Scan the entries for the string "default" and give the number of lines that have it, nothing further.
EXCERPTED RECORDS Block Start
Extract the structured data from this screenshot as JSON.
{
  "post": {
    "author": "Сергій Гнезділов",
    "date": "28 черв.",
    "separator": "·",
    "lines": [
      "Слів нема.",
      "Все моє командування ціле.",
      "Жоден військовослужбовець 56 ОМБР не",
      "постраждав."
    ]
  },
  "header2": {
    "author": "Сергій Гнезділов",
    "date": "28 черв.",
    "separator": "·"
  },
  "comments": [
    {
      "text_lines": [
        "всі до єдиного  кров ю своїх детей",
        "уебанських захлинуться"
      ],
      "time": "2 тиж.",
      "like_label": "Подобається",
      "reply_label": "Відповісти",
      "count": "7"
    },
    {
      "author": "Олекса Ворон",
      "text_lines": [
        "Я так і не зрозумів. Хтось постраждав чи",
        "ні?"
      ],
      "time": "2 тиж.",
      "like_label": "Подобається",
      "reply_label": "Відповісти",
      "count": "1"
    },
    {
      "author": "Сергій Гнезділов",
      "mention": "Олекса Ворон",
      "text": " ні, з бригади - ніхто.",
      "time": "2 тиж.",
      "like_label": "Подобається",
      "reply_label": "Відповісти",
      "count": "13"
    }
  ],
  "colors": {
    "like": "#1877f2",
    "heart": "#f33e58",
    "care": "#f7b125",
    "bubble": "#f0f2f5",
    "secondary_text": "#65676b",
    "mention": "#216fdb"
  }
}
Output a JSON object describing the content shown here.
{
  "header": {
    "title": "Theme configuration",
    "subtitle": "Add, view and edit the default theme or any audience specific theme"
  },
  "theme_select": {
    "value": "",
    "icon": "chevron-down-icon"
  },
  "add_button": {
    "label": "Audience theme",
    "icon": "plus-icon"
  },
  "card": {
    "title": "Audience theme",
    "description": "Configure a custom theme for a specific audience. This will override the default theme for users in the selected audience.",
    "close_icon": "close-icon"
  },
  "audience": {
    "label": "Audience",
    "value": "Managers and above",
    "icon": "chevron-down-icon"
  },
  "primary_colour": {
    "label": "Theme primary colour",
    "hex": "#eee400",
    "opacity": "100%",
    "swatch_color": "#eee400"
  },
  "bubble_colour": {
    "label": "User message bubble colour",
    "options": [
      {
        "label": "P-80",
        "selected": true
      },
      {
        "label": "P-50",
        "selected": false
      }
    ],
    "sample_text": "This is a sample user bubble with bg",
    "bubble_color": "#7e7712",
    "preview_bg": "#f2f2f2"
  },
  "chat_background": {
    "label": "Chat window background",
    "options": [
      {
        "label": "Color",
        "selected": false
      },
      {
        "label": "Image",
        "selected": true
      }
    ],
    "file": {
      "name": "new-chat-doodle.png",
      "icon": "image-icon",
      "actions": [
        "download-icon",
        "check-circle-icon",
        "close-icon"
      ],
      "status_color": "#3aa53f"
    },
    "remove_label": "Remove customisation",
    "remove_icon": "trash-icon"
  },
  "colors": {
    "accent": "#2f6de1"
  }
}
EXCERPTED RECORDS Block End
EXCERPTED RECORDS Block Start
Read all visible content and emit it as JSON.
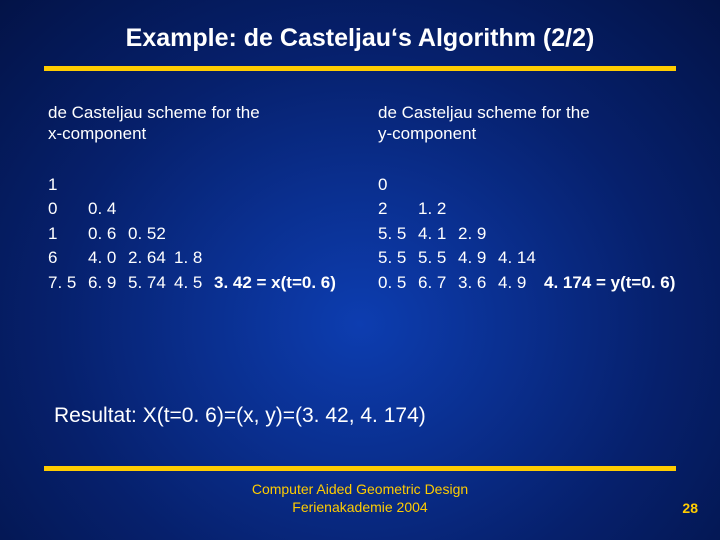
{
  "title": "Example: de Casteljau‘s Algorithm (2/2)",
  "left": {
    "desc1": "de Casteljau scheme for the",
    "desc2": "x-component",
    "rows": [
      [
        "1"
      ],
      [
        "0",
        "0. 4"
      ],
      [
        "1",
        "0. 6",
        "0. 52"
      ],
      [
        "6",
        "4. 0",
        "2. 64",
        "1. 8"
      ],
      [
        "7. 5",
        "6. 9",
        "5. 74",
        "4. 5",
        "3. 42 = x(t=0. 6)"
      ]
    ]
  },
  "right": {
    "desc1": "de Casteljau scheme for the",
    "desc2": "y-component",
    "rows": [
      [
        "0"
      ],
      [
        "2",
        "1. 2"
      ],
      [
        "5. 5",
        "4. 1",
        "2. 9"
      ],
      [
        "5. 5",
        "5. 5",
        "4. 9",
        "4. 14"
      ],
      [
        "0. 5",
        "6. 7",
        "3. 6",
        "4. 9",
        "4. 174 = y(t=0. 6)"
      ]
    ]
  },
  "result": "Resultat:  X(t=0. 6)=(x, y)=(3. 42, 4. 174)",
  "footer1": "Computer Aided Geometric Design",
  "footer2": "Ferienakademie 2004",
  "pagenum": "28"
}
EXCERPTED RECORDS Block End
ANSWER SPACE - 2